Nine months after Malcolm Turnbull first announced an ambitious $2 billion expansion of the iconic Snowy Hydro project, he argues it is clearly a viable project.
Snowy Hydro will release the feasibility study into the expansion on Thursday, claiming the project is both technically and financially able to go ahead.
A Senate committee has already heard of risks that costs could skyrocket to $3 billion, once the construction of transmission lines are included.
Dubbed Snowy 2.0, the expansion links two major dams in the Snowy Mountains with 27 kilometres of tunnels.
The feasibility study is likely to suggest that despite geological challenges the project can go ahead, and the company that owns it is also likely to fund the massive expansion itself.
“Snowy Hydro 2.0 is a nation-building project.
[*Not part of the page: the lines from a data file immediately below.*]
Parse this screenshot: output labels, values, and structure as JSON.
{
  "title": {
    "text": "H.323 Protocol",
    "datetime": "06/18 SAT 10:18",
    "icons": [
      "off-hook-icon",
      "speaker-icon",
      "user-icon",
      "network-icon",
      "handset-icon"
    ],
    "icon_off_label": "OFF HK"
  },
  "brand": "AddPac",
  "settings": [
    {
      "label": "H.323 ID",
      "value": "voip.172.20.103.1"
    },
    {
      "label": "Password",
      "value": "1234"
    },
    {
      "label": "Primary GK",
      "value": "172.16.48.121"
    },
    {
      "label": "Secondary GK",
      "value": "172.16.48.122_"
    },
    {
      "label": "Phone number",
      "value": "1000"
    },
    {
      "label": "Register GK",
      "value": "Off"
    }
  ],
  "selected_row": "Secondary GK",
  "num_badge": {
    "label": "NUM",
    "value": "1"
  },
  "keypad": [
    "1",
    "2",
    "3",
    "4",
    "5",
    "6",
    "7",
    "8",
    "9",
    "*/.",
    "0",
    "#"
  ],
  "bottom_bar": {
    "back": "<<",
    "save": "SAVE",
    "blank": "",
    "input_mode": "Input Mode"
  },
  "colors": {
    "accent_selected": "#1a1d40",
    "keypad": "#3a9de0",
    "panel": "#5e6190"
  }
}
It will not only deliver a more affordable and reliable energy system but will also generate jobs and grow our economy,” Mr Turnbull said.
If it goes ahead, the expanded Snowy Hydro project will be operational from 2024.
Energy has been a major focus of the political year, and the Prime Minister has pinned much of his energy credentials on the project.
“The project will act as a giant 2000 megawatt battery in the centre of the National Energy Market, providing enough power for 500,000 homes and much-needed backup for the increasing amount of wind and solar coming into the system,” Mr Turnbull said.
Energy has also been a flashpoint between the major parties, both at a state and federal level.
On the day Mr Turnbull announced the expansion, his Energy Minister Josh Frydenberg and South Australian Premier Jay Weatherill were engaged in an on-camera spat about the Federal Government’s criticism of state energy policy.
Some towns in the Snowy Mountains are already claiming boosts in traffic and people since the project was foreshadowed.